Kevin Carson may be polite, and keep this discussion on an intellectual plane, but I am not so polite; I am willing to thrust the face of the Anarcho-Capitalist in the shit that is the history of Capital. As the Anarcho-Capitalist drones on and on about the “Rights of Englishmen”, and “Taxation as a form of Involuntary Servitude”, this nonsense can be brought to a sudden halt merely by asking him to consider how long the wealth of one would be safe, if the State could not be called upon to protect his property rights from the anger of the remaining 9,999 living on the edge of existence. Nothing converts a Rothbardian Anarcho-Capitalist into a model Fascist Citizen so quickly as the possibility of Voluntary Association of the laborers and the eradication of Wage Slavery.

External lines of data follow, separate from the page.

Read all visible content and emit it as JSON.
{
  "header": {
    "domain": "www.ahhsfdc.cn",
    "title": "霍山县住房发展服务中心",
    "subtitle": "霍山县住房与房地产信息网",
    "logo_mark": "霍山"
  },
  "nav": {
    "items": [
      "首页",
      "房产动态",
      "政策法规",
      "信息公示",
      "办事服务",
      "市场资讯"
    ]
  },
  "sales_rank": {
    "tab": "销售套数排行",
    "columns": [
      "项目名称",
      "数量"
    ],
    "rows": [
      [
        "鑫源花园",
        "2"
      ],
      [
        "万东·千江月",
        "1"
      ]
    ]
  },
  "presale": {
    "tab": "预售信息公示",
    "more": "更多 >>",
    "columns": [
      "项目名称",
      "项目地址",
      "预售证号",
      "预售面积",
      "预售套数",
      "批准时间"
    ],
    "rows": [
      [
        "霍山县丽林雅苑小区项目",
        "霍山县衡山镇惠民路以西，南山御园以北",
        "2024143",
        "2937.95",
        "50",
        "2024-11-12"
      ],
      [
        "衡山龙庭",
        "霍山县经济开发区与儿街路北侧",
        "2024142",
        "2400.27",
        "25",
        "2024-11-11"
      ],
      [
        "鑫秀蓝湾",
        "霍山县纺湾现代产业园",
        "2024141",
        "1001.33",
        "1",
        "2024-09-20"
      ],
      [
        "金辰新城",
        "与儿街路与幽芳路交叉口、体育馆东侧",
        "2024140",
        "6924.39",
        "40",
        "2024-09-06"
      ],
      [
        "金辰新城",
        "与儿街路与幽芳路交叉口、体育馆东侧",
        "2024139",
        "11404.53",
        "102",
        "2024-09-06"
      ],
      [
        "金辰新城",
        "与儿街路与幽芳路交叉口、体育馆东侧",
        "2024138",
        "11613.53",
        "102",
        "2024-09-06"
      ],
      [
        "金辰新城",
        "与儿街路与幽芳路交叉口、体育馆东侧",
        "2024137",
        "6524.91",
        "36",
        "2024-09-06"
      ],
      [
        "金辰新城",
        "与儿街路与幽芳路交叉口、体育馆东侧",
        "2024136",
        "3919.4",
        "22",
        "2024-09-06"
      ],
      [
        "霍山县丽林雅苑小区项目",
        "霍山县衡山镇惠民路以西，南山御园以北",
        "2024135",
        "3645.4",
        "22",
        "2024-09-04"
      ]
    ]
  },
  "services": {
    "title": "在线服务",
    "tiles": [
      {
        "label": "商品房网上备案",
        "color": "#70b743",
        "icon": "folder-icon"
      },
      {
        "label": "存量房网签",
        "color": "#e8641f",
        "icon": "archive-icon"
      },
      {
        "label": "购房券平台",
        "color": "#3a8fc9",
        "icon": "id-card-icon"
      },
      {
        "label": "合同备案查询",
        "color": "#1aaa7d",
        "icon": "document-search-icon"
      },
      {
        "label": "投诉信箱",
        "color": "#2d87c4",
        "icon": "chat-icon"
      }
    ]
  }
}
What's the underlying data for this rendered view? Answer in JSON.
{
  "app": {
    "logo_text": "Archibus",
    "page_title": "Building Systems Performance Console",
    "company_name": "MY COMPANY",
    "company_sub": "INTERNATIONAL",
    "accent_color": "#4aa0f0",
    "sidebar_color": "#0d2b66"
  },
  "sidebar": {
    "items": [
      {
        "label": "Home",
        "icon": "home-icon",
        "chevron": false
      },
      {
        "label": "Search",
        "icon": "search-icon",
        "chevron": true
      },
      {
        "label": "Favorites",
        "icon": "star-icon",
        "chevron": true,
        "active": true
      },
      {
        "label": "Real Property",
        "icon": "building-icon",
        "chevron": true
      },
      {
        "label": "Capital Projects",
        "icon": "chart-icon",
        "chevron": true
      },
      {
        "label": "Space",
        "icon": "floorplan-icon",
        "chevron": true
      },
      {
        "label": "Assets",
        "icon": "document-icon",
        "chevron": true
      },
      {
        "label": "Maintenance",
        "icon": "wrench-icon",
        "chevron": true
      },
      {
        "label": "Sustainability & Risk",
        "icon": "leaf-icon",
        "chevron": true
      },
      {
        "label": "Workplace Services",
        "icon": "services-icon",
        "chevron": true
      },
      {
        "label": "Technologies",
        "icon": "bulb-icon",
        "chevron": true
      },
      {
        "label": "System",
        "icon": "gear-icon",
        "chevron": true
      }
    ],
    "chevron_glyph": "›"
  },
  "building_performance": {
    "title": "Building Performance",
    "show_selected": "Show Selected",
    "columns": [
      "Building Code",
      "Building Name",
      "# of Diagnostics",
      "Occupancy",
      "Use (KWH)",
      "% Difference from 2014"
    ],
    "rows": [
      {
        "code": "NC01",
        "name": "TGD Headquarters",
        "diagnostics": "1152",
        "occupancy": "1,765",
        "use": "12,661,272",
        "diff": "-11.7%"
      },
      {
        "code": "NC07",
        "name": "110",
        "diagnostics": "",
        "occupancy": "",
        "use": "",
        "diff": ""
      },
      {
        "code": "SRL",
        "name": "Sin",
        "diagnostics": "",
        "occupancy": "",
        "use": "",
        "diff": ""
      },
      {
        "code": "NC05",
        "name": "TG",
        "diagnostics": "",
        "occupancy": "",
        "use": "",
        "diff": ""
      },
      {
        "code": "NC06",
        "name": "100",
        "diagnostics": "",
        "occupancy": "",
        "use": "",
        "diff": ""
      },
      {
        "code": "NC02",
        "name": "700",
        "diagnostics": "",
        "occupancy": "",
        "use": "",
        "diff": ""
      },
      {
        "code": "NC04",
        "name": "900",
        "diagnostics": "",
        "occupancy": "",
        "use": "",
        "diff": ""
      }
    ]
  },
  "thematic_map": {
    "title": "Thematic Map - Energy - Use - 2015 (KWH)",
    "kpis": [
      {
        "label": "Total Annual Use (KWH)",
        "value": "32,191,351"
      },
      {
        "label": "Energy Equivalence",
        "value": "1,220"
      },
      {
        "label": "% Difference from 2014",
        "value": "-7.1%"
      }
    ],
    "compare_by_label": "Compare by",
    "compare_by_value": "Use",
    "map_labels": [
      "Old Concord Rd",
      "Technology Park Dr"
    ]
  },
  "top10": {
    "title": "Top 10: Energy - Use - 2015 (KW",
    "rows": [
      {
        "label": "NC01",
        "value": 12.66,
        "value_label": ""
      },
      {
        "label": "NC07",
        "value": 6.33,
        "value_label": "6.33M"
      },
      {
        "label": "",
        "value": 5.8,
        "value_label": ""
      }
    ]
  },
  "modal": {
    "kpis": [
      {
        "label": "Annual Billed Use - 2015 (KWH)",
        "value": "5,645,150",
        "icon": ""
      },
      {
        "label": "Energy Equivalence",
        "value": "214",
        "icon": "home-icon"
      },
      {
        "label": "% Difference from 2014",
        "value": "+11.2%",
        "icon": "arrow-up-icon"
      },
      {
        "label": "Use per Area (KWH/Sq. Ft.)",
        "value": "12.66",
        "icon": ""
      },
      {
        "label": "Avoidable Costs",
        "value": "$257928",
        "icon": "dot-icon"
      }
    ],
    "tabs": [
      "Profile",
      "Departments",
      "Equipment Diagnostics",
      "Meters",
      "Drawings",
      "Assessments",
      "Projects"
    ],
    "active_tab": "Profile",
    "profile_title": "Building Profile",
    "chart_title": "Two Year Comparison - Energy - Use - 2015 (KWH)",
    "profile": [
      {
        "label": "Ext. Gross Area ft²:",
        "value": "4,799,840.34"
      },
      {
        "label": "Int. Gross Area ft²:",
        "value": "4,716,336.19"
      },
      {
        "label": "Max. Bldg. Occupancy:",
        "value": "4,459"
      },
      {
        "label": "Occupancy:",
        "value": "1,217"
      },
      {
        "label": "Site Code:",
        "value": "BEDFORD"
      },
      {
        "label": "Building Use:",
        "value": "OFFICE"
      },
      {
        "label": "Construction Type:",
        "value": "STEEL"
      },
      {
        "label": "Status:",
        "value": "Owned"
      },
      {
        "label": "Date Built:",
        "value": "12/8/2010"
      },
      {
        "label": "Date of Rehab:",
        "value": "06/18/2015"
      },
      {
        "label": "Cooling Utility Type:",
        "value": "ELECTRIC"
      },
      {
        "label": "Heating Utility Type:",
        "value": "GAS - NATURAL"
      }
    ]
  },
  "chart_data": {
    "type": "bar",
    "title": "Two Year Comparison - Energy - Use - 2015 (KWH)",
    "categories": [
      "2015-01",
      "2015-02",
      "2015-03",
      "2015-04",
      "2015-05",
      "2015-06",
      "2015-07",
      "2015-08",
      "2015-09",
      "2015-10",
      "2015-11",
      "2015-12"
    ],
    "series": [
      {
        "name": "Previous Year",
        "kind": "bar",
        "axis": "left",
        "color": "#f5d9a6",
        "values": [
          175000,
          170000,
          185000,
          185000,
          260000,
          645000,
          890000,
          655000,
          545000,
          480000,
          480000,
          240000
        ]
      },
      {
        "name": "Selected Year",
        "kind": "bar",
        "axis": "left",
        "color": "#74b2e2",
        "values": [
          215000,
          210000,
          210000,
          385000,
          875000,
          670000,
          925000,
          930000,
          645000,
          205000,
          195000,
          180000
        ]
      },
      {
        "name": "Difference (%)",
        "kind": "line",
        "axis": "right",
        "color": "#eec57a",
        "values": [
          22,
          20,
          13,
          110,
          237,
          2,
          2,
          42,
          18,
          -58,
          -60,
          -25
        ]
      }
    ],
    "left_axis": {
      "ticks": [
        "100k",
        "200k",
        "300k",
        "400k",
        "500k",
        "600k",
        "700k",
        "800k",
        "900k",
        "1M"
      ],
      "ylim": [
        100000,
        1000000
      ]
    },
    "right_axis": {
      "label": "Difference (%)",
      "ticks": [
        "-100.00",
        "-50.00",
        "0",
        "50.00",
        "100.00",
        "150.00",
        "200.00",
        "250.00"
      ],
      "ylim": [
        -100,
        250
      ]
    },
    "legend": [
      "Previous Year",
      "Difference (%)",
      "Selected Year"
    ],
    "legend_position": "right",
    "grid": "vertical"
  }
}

On the other hand, we have the Marxist, who, despite his self-identification, could not pick Karl Marx out of a crowd of well shaven Keynesian economists. Unlike the Anarcho-Capitalist — who, reflecting his social base, decries the imposts of the Fascist State on the meager wealth of the petty capitalists, marginalized from productive employment of their capital by the progress of Capital itself, and forced to scurry about in various speculative enterprises to protect it from inflation — the Marxist is a poseur, who advocates on behalf of the wage slave — but only so far as she remains a slave of the State. Reduction of hours of labor to end unemployment forever? The Marxist has never heard of such nonsense, despite having read Capital, where Marx explicitly referred to it as the “modest Magna Carta” of the working class. In any case, the Marxist explains, we need the Fascist State to “invest” in “infrastructure” and “green jobs”, so the active laboring population must be worked to its absolute limit and the unemployed left to starve, so that the Fascist State may have the resources it needs to accomplish this. (Taking a page from the talking points memo of Fascist economists like Paul Krugman, the Marxist has taken to referring to wasteful Fascist State expenditures as “investments”.) If, by some fantastic chance, working people should overthrow this Fascist State, the Marxist explains, even then compulsory labor cannot be done away with. The workers is not prepared intellectually to manage her own affairs without the despotism of the party-state, which alone has the foresight and vision to manage society on her behalf until such time as she is deemed capable. When might this be? The party-state will know it, when the time arrives, of course.

Carson is not only right to take both Anarcho-Capitalists and Marxists to task on this point, he has the entirety of the bloody history of Wage Slavery on his side — a history both the Anarcho-Capitalist and the Marxist wish to ignore; which they wish to prettify by blaming its results either on the State, as the Anarcho-Capitalist does, or on Capital, as the Marxist does. The true facts are these: the Wage Slave was bludgeoned by decades of State violence, even as she was starved out by the monopoly owners of Capital, in an efforts to make her submit to the very conditions of life we now take as the natural state of society. If, Kevin Carson is to be criticized for anything in this regard, it is that he did not treat these critical communist trends with the contempt they deserve — that he did not call them out on their nonsense, and expose their muddle-headed arguments as such. I think there is a reason for this; and, I believe that reason lies in the flaws of Carson’s own argument regarding both Capital and the State — a flaw he shares with both communist trends.

I will turn to this in my next post.